So with a sigh, I simply say...Abby is blind, and ask, okay, now what?

Well, next is a trip to yet another specialist, this time a neuro-ophthalmologist, more meetings with Conant school, maybe a few trips to a counselor, teaching her braille, etc, etc, etc...

The sprint for a diagnosis has become a marathon of everyday, with every decision, I ask two simple questions to help me stay the course. First, are we doing the right things for Abby? And second, does it help improve Abby's life?

Let the journey begin.

Splash of Water in the Face.

Today we went to Walmart.  Abby was very clingy. Much more then she has been and I found myself getting very frustrated with her. She didn't want to just hold my hand she is 6 and was being a kid but a kid that wanted to hold her mother's hand because she can't see a lot of things.   Then there was a moment when Abby couldn't see me and  I was about 5 feet in front of her.  I felt so bad I didn't think right away what I was suppose to do.

How does one learn to be a mommy to a little girl who could see  a few months ago but doesn't really now?  I feel like a horrible mother.  Isn't it suppose to be instinct. I should know just what to do. We have lived our lives a certain way for year and now I need to get know how to be Abby's mother in a whole different way.

Friday, November 5, 2010

Detective Abby

I have realized my bright little girl is a detective.   It has started to become clear that Abby doesn't see the details of peoples faces anymore.   She says she can see her parents faces very clear (which is very sweet)  Everyone else is very hard to tell who they are by their faces.  She has started to use clues to figure people out.  Clothes, hair color.   We were walking to the car after school and passed a girl with a poofy hair and Abby saw her and said hello.
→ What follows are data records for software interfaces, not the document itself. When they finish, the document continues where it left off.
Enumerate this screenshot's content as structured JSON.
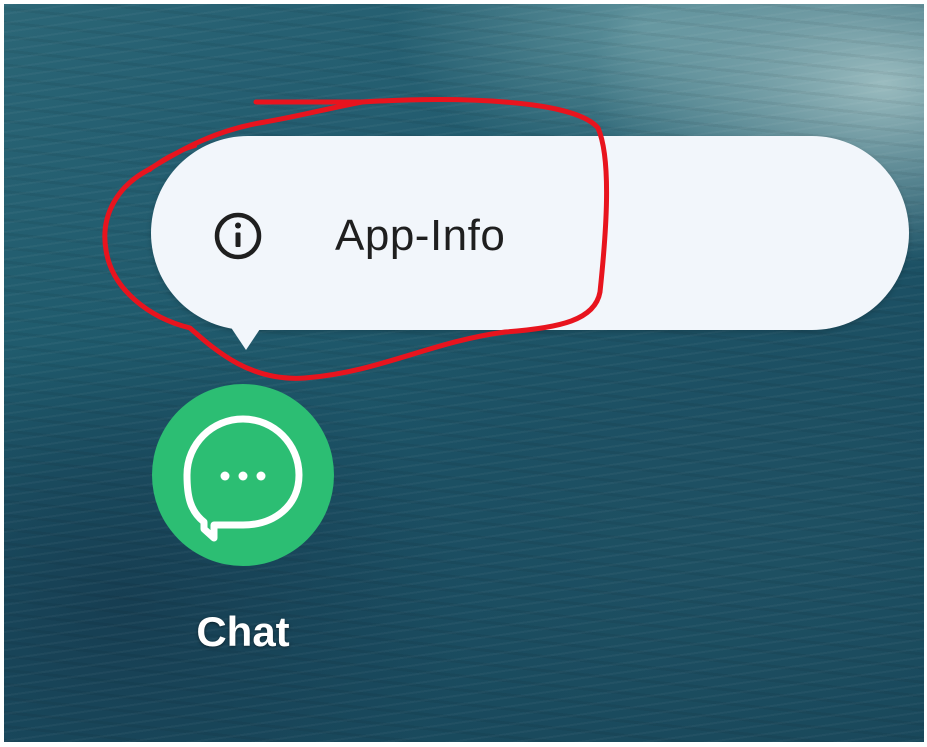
{
  "popup_menu": {
    "items": [
      {
        "label": "App-Info",
        "icon": "info-icon"
      }
    ]
  },
  "home_screen": {
    "apps": [
      {
        "label": "Chat",
        "icon": "chat-bubble-icon",
        "icon_color": "#2cbe73"
      }
    ]
  },
  "annotation": {
    "color": "#e8141e",
    "shape": "hand-drawn-circle"
  },
  "colors": {
    "popup_background": "#f2f6fb",
    "label_text": "#1f1f1f",
    "wallpaper": "#1f5a6c"
  }
}
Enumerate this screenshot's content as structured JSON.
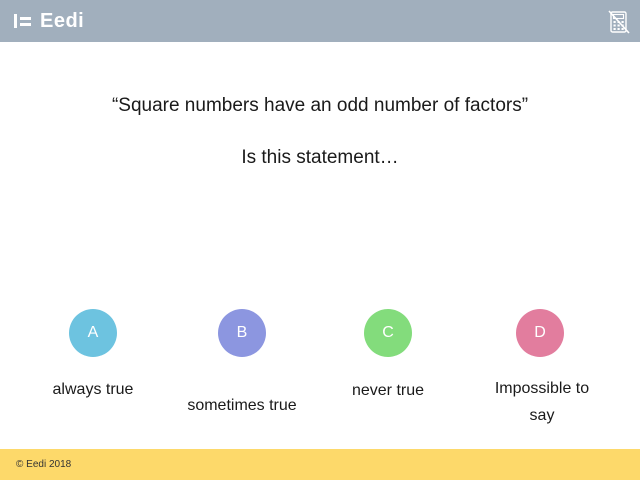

She knew who she was by her hair shape and the clothes she had on.

She says some people are easier to figure out then others.  If they have uncommon shape or color to their hair she has the most luck with them.  Its amazing.  She doesn't think must about it she just does it. She also has a really hard time talking about it and these details come out slowly.

So its amazing and really sad at the same time.

Tuesday, November 2, 2010

Its simply isn't fair.

I realizes this is an irrational rant.  Its never fair when bad things happens to people. Its doesn't make it any less true.

Abby is an amazing little girl that I am so proud of.  She has always been a good friend.  She is sweet and caring.  She isn't perfect but that is part of her charm.  She is sassy and opinionated. She is a risk taker.  When she decides she is going to learn something she keeps trying till she does.  I love my little girl.

First grade is hard enough without having to deal with not being able to see your friends on the playground and feel alone.  Its not reasonable to expect her classmates to realize that Abby can't see them and to seek out her.  

The excitement of learning.

One of the things I love about being a mother is watching my children learn. I love it when their eye sparkle when they finally understand something.  Sometimes I forget in all this that Abby is six.  She is in first grade.  She is still learning things for the very first time. Basic simple things. (as for learning to read which is a real struggle since she need letting magnified large to see them)

She shared with  me today how she finally tell the difference between a nickel and a quarter. She was so excited.   She showed me how she felt them and noticed how different they were. Abby is learning.  The pride she had is the thing mom's run on.

I showed Abby a coin in the middle of the palm of my hand.  She told me while she could see the hand she didn't see the coin.  Thats remarkable.    She adapting already to experiencing the  world in a whole new way.

I am so proud of Abby and I am sure we will share many years of learning excitement.